The 24 Mbps does not seem to be a great improvement over 17 Mbps as so many have predicted....
I've played around with my Canon HG20, and I concur with that assessment. The optical-section of the camera doesn't really perform all the way out to 1920x1080. At the full-zoom (12x) end of the lens, there's substantial chromatic aberration (CA), giving white contrasty-objects an ugly purplish halo. The lens seems to perform best in the mid-range -- minimal CA and just a tad sharper than the two extremes of wide/zoom. IMHO, 1440x1080 (@ 17Mbps) was a sensible compromise in the HG10.
In daylight scenes with limited subject motion and no panning, I can see no appreciable difference between 17Mbps and 24Mbps. Here, 24Mbps is just a waste of bits. Perhaps if the camcorder-optics were higher-quality, we could extract more detail, but that's not realistic for a consumer-grade cam (where a bigger zoom-range is more useful to more people.)
In daylight 'busy scenes', under frame-by-frame analysis on a PC monitor, I can see an improvement with 24Mbps. The motion-disturbed area start to show macroblocking artifacts (depending on the amount of 'change' between the previous and current frames.) And at those hotspots, the higher-bitrate video consistently suffers fewer motion artifacts. So the extra bits are doing something useful.
However, I should point out, when I watched my testclips or a regular HDTV, at normal (1x) speed, the differences weren't perceptible to me. Perhaps a professional with a trained eye could reliably identify the better video, but not me! No doubt there are creative shots where 24Mbps offers a clear and obvious improvement (for example, a panning shot through a chain-link fence.) As I said earlier, the bitrate isn't the bottleneck, it's the HG20's camera-optics. (That's probably true for most of today's HD-camcorders.)

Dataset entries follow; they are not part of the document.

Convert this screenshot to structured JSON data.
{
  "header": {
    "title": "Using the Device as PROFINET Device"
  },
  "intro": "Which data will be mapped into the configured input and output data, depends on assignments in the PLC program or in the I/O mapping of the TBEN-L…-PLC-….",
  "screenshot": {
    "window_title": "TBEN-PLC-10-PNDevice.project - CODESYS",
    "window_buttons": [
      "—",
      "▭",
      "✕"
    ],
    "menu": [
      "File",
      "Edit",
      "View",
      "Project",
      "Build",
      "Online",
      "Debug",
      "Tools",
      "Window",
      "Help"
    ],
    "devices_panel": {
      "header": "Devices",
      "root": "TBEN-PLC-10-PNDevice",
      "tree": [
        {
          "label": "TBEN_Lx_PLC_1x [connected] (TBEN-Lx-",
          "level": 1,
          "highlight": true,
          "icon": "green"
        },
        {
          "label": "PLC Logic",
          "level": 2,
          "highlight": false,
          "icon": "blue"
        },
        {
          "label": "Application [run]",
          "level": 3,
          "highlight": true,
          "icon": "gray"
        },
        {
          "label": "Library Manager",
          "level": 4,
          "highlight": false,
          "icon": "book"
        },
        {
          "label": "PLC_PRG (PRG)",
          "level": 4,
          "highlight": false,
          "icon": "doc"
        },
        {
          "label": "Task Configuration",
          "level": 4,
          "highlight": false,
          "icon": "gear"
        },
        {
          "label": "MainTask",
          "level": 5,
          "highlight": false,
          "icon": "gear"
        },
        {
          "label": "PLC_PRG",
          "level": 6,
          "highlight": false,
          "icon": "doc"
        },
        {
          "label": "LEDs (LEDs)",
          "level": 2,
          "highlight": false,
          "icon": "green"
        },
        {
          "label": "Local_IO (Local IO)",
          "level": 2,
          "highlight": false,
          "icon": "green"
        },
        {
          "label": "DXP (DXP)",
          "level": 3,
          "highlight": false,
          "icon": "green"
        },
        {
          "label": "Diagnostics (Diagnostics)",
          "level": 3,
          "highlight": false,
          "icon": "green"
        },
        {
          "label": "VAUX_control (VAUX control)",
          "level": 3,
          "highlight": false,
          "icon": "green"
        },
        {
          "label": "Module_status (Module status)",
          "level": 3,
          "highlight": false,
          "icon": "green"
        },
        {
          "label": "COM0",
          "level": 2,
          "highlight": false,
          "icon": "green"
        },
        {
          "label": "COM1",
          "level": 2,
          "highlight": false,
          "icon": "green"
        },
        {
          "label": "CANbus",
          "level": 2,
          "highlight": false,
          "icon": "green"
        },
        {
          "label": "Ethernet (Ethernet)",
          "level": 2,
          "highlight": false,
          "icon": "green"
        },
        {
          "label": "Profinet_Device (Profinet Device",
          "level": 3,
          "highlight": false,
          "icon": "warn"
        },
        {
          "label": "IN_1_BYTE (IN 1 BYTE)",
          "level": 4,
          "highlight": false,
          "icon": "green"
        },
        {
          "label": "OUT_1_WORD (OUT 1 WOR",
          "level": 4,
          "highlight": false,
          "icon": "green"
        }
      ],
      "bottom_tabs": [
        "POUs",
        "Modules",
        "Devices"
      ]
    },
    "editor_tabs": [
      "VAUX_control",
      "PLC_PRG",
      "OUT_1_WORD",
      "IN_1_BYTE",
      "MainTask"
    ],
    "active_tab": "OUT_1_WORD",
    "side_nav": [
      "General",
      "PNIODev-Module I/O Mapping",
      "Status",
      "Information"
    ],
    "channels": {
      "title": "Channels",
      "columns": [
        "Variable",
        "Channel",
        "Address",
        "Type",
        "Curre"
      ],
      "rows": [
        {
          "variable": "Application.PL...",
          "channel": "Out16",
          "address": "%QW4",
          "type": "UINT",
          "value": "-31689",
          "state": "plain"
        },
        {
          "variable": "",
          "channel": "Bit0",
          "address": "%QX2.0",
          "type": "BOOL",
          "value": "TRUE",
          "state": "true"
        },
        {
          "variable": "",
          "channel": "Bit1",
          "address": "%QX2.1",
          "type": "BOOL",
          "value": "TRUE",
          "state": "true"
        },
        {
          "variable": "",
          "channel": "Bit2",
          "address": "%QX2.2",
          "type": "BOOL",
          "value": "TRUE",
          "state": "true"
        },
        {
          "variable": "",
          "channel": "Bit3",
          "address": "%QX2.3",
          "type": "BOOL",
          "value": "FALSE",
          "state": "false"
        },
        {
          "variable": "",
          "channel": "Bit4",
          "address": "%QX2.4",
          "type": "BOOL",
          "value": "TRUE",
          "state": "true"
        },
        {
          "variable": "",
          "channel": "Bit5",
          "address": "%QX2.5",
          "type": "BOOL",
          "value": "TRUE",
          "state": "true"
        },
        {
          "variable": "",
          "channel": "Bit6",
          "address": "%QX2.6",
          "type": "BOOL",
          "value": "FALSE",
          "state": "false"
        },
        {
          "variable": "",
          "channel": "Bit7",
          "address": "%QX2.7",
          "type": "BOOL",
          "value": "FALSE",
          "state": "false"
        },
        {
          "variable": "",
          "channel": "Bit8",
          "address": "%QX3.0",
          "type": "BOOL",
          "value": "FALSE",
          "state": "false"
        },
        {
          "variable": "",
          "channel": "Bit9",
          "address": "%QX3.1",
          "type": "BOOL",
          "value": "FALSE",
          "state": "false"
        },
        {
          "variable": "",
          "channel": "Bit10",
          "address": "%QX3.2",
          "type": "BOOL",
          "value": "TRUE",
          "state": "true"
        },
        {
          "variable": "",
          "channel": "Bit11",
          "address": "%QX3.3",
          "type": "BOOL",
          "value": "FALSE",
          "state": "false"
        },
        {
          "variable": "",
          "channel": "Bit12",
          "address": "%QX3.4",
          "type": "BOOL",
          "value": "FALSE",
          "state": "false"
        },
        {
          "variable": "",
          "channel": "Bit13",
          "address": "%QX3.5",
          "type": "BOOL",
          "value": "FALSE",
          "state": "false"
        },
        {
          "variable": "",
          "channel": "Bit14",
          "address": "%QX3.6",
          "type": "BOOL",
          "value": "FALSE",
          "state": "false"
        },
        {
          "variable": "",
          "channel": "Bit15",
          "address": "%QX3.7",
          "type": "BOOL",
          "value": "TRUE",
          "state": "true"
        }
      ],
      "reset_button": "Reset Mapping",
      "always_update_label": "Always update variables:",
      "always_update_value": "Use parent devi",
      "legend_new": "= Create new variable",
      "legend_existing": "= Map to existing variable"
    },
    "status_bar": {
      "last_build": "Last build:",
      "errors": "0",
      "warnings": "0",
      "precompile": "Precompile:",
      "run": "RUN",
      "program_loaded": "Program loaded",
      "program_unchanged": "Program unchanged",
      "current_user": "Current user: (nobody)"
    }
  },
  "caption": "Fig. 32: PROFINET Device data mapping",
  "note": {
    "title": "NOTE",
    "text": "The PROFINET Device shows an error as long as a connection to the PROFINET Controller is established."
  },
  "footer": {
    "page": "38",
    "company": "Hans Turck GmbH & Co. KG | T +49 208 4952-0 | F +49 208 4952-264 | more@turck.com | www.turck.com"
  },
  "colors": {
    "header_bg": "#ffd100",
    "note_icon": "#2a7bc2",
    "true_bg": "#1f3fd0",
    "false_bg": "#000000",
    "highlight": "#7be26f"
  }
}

In low-light scenes, video-noise dominates the compression-engine. Ironically, 24Mbps once again offers a noticeable improvement, mainly because random video-noise is hard to compress, and a lot of bits are wasted on those random dots. 24Mbps has better 'grain retention', which is another way of saying, it does a better at faithfully capturing the limitations of the CMOS sensor (without adding a lot of macroblocking effects.)